> Work required:
The entries must be set down again word for word; no pictures belong in the copy.

*** Input records ***

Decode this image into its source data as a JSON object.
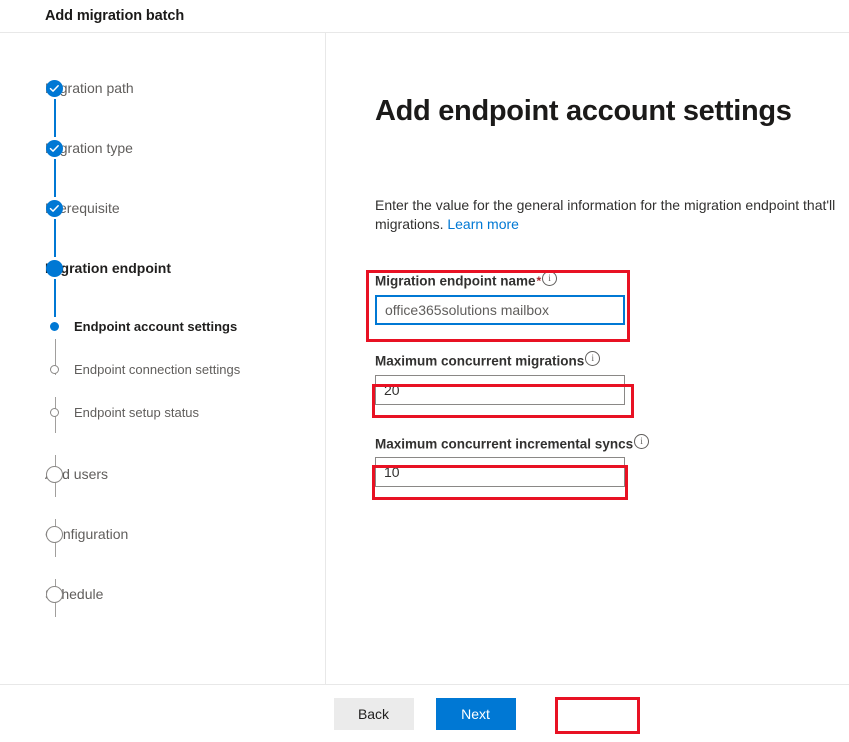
{
  "window": {
    "title": "Add migration batch"
  },
  "wizard": {
    "steps": [
      {
        "label": "Migration path",
        "state": "done",
        "kind": "main"
      },
      {
        "label": "Migration type",
        "state": "done",
        "kind": "main"
      },
      {
        "label": "Prerequisite",
        "state": "done",
        "kind": "main"
      },
      {
        "label": "Migration endpoint",
        "state": "current",
        "kind": "main"
      },
      {
        "label": "Endpoint account settings",
        "state": "sub-current",
        "kind": "sub"
      },
      {
        "label": "Endpoint connection settings",
        "state": "sub-empty",
        "kind": "sub"
      },
      {
        "label": "Endpoint setup status",
        "state": "sub-empty",
        "kind": "sub"
      },
      {
        "label": "Add users",
        "state": "empty",
        "kind": "main"
      },
      {
        "label": "Configuration",
        "state": "empty",
        "kind": "main"
      },
      {
        "label": "Schedule",
        "state": "empty",
        "kind": "main"
      }
    ]
  },
  "main": {
    "title": "Add endpoint account settings",
    "description": "Enter the value for the general information for the migration endpoint that'll migrations.",
    "learn_more": "Learn more",
    "fields": {
      "endpoint_name": {
        "label": "Migration endpoint name",
        "required_marker": "*",
        "info_glyph": "i",
        "value": "office365solutions mailbox",
        "placeholder": "office365solutions mailbox"
      },
      "max_concurrent_migrations": {
        "label": "Maximum concurrent migrations",
        "info_glyph": "i",
        "value": "20",
        "placeholder": "20"
      },
      "max_concurrent_incremental_syncs": {
        "label": "Maximum concurrent incremental syncs",
        "info_glyph": "i",
        "value": "10",
        "placeholder": "10"
      }
    }
  },
  "footer": {
    "back_label": "Back",
    "next_label": "Next"
  },
  "colors": {
    "accent": "#0078d4",
    "annotation": "#e81123",
    "required": "#a4262c",
    "muted_text": "#605e5c",
    "divider": "#e8e8e8"
  }
}
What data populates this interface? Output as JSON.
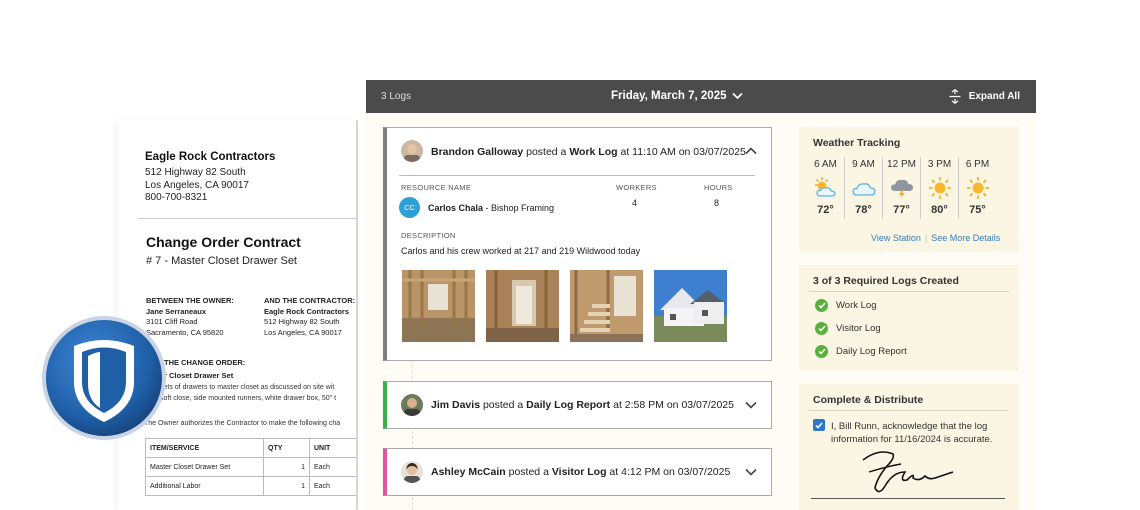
{
  "document": {
    "company": "Eagle Rock Contractors",
    "address_lines": [
      "512 Highway 82 South",
      "Los Angeles, CA 90017",
      "800-700-8321"
    ],
    "title": "Change Order Contract",
    "subtitle": "# 7 - Master Closet Drawer Set",
    "owner": {
      "heading": "BETWEEN THE OWNER:",
      "name": "Jane Serraneaux",
      "line1": "3101 Cliff Road",
      "line2": "Sacramento, CA 95820"
    },
    "contractor": {
      "heading": "AND THE CONTRACTOR:",
      "name": "Eagle Rock Contractors",
      "line1": "512 Highway 82 South",
      "line2": "Los Angeles, CA 90017"
    },
    "change_order_heading": "THE CHANGE ORDER:",
    "change_order_subtitle": "r Closet Drawer Set",
    "change_order_body": [
      "sets of drawers to master closet as discussed on site wit",
      "soft close, side mounted runners, white drawer box, 50\" t"
    ],
    "authorization_text": "The Owner authorizes the Contractor to make the following cha",
    "table": {
      "headers": [
        "ITEM/SERVICE",
        "QTY",
        "UNIT"
      ],
      "rows": [
        {
          "item": "Master Closet Drawer Set",
          "qty": "1",
          "unit": "Each"
        },
        {
          "item": "Additional Labor",
          "qty": "1",
          "unit": "Each"
        }
      ]
    }
  },
  "topbar": {
    "logs_count": "3 Logs",
    "date": "Friday, March 7, 2025",
    "expand_label": "Expand All"
  },
  "logs": [
    {
      "author": "Brandon Galloway",
      "verb": "posted a",
      "type": "Work Log",
      "at": "at",
      "time": "11:10 AM",
      "on": "on",
      "date": "03/07/2025",
      "expanded": true,
      "resource_label": "RESOURCE NAME",
      "workers_label": "WORKERS",
      "hours_label": "HOURS",
      "resource_initials": "CC",
      "resource_name": "Carlos Chala",
      "resource_company": " - Bishop Framing",
      "workers": "4",
      "hours": "8",
      "description_label": "DESCRIPTION",
      "description": "Carlos and his crew worked at 217 and 219 Wildwood today"
    },
    {
      "author": "Jim Davis",
      "verb": "posted a",
      "type": "Daily Log Report",
      "at": "at",
      "time": "2:58 PM",
      "on": "on",
      "date": "03/07/2025",
      "expanded": false
    },
    {
      "author": "Ashley McCain",
      "verb": "posted a",
      "type": "Visitor Log",
      "at": "at",
      "time": "4:12 PM",
      "on": "on",
      "date": "03/07/2025",
      "expanded": false
    }
  ],
  "weather": {
    "title": "Weather Tracking",
    "hours": [
      {
        "time": "6 AM",
        "temp": "72°",
        "icon": "partly-sunny-icon"
      },
      {
        "time": "9 AM",
        "temp": "78°",
        "icon": "cloud-icon"
      },
      {
        "time": "12 PM",
        "temp": "77°",
        "icon": "storm-icon"
      },
      {
        "time": "3 PM",
        "temp": "80°",
        "icon": "sun-icon"
      },
      {
        "time": "6 PM",
        "temp": "75°",
        "icon": "sun-icon"
      }
    ],
    "view_station": "View Station",
    "see_more": "See More Details"
  },
  "required_logs": {
    "title": "3 of 3 Required Logs Created",
    "items": [
      "Work Log",
      "Visitor Log",
      "Daily Log Report"
    ]
  },
  "distribute": {
    "title": "Complete & Distribute",
    "acknowledgement": "I, Bill Runn, acknowledge that the log information for 11/16/2024 is accurate.",
    "checked": true
  },
  "colors": {
    "topbar": "#4b4b4b",
    "panel": "#fbf6e4",
    "work_log_accent": "#7f7f7f",
    "daily_report_accent": "#36b24a",
    "visitor_log_accent": "#e0569a",
    "check_green": "#5ab03f",
    "link_blue": "#3a7bb8",
    "logo_blue": "#1f5fa8"
  }
}
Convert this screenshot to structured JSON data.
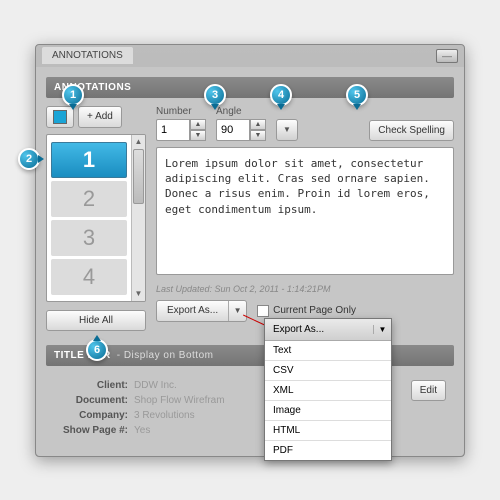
{
  "window": {
    "title": "ANNOTATIONS",
    "minimize_icon": "––"
  },
  "annotations": {
    "header": "ANNOTATIONS",
    "add_label": "+ Add",
    "items": [
      "1",
      "2",
      "3",
      "4"
    ],
    "hide_all_label": "Hide All",
    "number_label": "Number",
    "number_value": "1",
    "angle_label": "Angle",
    "angle_value": "90",
    "check_spelling_label": "Check Spelling",
    "text": "Lorem ipsum dolor sit amet, consectetur adipiscing elit. Cras sed ornare sapien. Donec a risus enim. Proin id lorem eros, eget condimentum ipsum.",
    "last_updated": "Last Updated: Sun Oct 2, 2011 - 1:14:21PM",
    "export_label": "Export As...",
    "current_page_only_label": "Current Page Only",
    "export_options": [
      "Text",
      "CSV",
      "XML",
      "Image",
      "HTML",
      "PDF"
    ]
  },
  "titlebar_section": {
    "header": "TITLE BAR",
    "subtitle": "- Display on Bottom",
    "client_k": "Client:",
    "client_v": "DDW Inc.",
    "document_k": "Document:",
    "document_v": "Shop Flow Wirefram",
    "company_k": "Company:",
    "company_v": "3 Revolutions",
    "showpage_k": "Show Page #:",
    "showpage_v": "Yes",
    "edit_label": "Edit"
  },
  "callouts": {
    "c1": "1",
    "c2": "2",
    "c3": "3",
    "c4": "4",
    "c5": "5",
    "c6": "6"
  }
}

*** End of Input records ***

> Result:
Decode this image into its source data as a JSON object.
{
  "window": {
    "title": "Add migration batch"
  },
  "wizard": {
    "steps": [
      {
        "label": "Migration path",
        "state": "done",
        "kind": "main"
      },
      {
        "label": "Migration type",
        "state": "done",
        "kind": "main"
      },
      {
        "label": "Prerequisite",
        "state": "done",
        "kind": "main"
      },
      {
        "label": "Migration endpoint",
        "state": "current",
        "kind": "main"
      },
      {
        "label": "Endpoint account settings",
        "state": "sub-current",
        "kind": "sub"
      },
      {
        "label": "Endpoint connection settings",
        "state": "sub-empty",
        "kind": "sub"
      },
      {
        "label": "Endpoint setup status",
        "state": "sub-empty",
        "kind": "sub"
      },
      {
        "label": "Add users",
        "state": "empty",
        "kind": "main"
      },
      {
        "label": "Configuration",
        "state": "empty",
        "kind": "main"
      },
      {
        "label": "Schedule",
        "state": "empty",
        "kind": "main"
      }
    ]
  },
  "main": {
    "title": "Add endpoint account settings",
    "description": "Enter the value for the general information for the migration endpoint that'll migrations.",
    "learn_more": "Learn more",
    "fields": {
      "endpoint_name": {
        "label": "Migration endpoint name",
        "required_marker": "*",
        "info_glyph": "i",
        "value": "office365solutions mailbox",
        "placeholder": "office365solutions mailbox"
      },
      "max_concurrent_migrations": {
        "label": "Maximum concurrent migrations",
        "info_glyph": "i",
        "value": "20",
        "placeholder": "20"
      },
      "max_concurrent_incremental_syncs": {
        "label": "Maximum concurrent incremental syncs",
        "info_glyph": "i",
        "value": "10",
        "placeholder": "10"
      }
    }
  },
  "footer": {
    "back_label": "Back",
    "next_label": "Next"
  },
  "colors": {
    "accent": "#0078d4",
    "annotation": "#e81123",
    "required": "#a4262c",
    "muted_text": "#605e5c",
    "divider": "#e8e8e8"
  }
}
What data populates this interface? Output as JSON.
{
  "document": {
    "company": "Eagle Rock Contractors",
    "address_lines": [
      "512 Highway 82 South",
      "Los Angeles, CA 90017",
      "800-700-8321"
    ],
    "title": "Change Order Contract",
    "subtitle": "# 7 - Master Closet Drawer Set",
    "owner": {
      "heading": "BETWEEN THE OWNER:",
      "name": "Jane Serraneaux",
      "line1": "3101 Cliff Road",
      "line2": "Sacramento, CA 95820"
    },
    "contractor": {
      "heading": "AND THE CONTRACTOR:",
      "name": "Eagle Rock Contractors",
      "line1": "512 Highway 82 South",
      "line2": "Los Angeles, CA 90017"
    },
    "change_order_heading": "THE CHANGE ORDER:",
    "change_order_subtitle": "r Closet Drawer Set",
    "change_order_body": [
      "sets of drawers to master closet as discussed on site wit",
      "soft close, side mounted runners, white drawer box, 50\" t"
    ],
    "authorization_text": "The Owner authorizes the Contractor to make the following cha",
    "table": {
      "headers": [
        "ITEM/SERVICE",
        "QTY",
        "UNIT"
      ],
      "rows": [
        {
          "item": "Master Closet Drawer Set",
          "qty": "1",
          "unit": "Each"
        },
        {
          "item": "Additional Labor",
          "qty": "1",
          "unit": "Each"
        }
      ]
    }
  },
  "topbar": {
    "logs_count": "3 Logs",
    "date": "Friday, March 7, 2025",
    "expand_label": "Expand All"
  },
  "logs": [
    {
      "author": "Brandon Galloway",
      "verb": "posted a",
      "type": "Work Log",
      "at": "at",
      "time": "11:10 AM",
      "on": "on",
      "date": "03/07/2025",
      "expanded": true,
      "resource_label": "RESOURCE NAME",
      "workers_label": "WORKERS",
      "hours_label": "HOURS",
      "resource_initials": "CC",
      "resource_name": "Carlos Chala",
      "resource_company": " - Bishop Framing",
      "workers": "4",
      "hours": "8",
      "description_label": "DESCRIPTION",
      "description": "Carlos and his crew worked at 217 and 219 Wildwood today"
    },
    {
      "author": "Jim Davis",
      "verb": "posted a",
      "type": "Daily Log Report",
      "at": "at",
      "time": "2:58 PM",
      "on": "on",
      "date": "03/07/2025",
      "expanded": false
    },
    {
      "author": "Ashley McCain",
      "verb": "posted a",
      "type": "Visitor Log",
      "at": "at",
      "time": "4:12 PM",
      "on": "on",
      "date": "03/07/2025",
      "expanded": false
    }
  ],
  "weather": {
    "title": "Weather Tracking",
    "hours": [
      {
        "time": "6 AM",
        "temp": "72°",
        "icon": "partly-sunny-icon"
      },
      {
        "time": "9 AM",
        "temp": "78°",
        "icon": "cloud-icon"
      },
      {
        "time": "12 PM",
        "temp": "77°",
        "icon": "storm-icon"
      },
      {
        "time": "3 PM",
        "temp": "80°",
        "icon": "sun-icon"
      },
      {
        "time": "6 PM",
        "temp": "75°",
        "icon": "sun-icon"
      }
    ],
    "view_station": "View Station",
    "see_more": "See More Details"
  },
  "required_logs": {
    "title": "3 of 3 Required Logs Created",
    "items": [
      "Work Log",
      "Visitor Log",
      "Daily Log Report"
    ]
  },
  "distribute": {
    "title": "Complete & Distribute",
    "acknowledgement": "I, Bill Runn, acknowledge that the log information for 11/16/2024 is accurate.",
    "checked": true
  },
  "colors": {
    "topbar": "#4b4b4b",
    "panel": "#fbf6e4",
    "work_log_accent": "#7f7f7f",
    "daily_report_accent": "#36b24a",
    "visitor_log_accent": "#e0569a",
    "check_green": "#5ab03f",
    "link_blue": "#3a7bb8",
    "logo_blue": "#1f5fa8"
  }
}
Convert this screenshot to structured JSON data.
{
  "window": {
    "title": "ANNOTATIONS",
    "minimize_icon": "––"
  },
  "annotations": {
    "header": "ANNOTATIONS",
    "add_label": "+ Add",
    "items": [
      "1",
      "2",
      "3",
      "4"
    ],
    "hide_all_label": "Hide All",
    "number_label": "Number",
    "number_value": "1",
    "angle_label": "Angle",
    "angle_value": "90",
    "check_spelling_label": "Check Spelling",
    "text": "Lorem ipsum dolor sit amet, consectetur adipiscing elit. Cras sed ornare sapien. Donec a risus enim. Proin id lorem eros, eget condimentum ipsum.",
    "last_updated": "Last Updated: Sun Oct 2, 2011 - 1:14:21PM",
    "export_label": "Export As...",
    "current_page_only_label": "Current Page Only",
    "export_options": [
      "Text",
      "CSV",
      "XML",
      "Image",
      "HTML",
      "PDF"
    ]
  },
  "titlebar_section": {
    "header": "TITLE BAR",
    "subtitle": "- Display on Bottom",
    "client_k": "Client:",
    "client_v": "DDW Inc.",
    "document_k": "Document:",
    "document_v": "Shop Flow Wirefram",
    "company_k": "Company:",
    "company_v": "3 Revolutions",
    "showpage_k": "Show Page #:",
    "showpage_v": "Yes",
    "edit_label": "Edit"
  },
  "callouts": {
    "c1": "1",
    "c2": "2",
    "c3": "3",
    "c4": "4",
    "c5": "5",
    "c6": "6"
  }
}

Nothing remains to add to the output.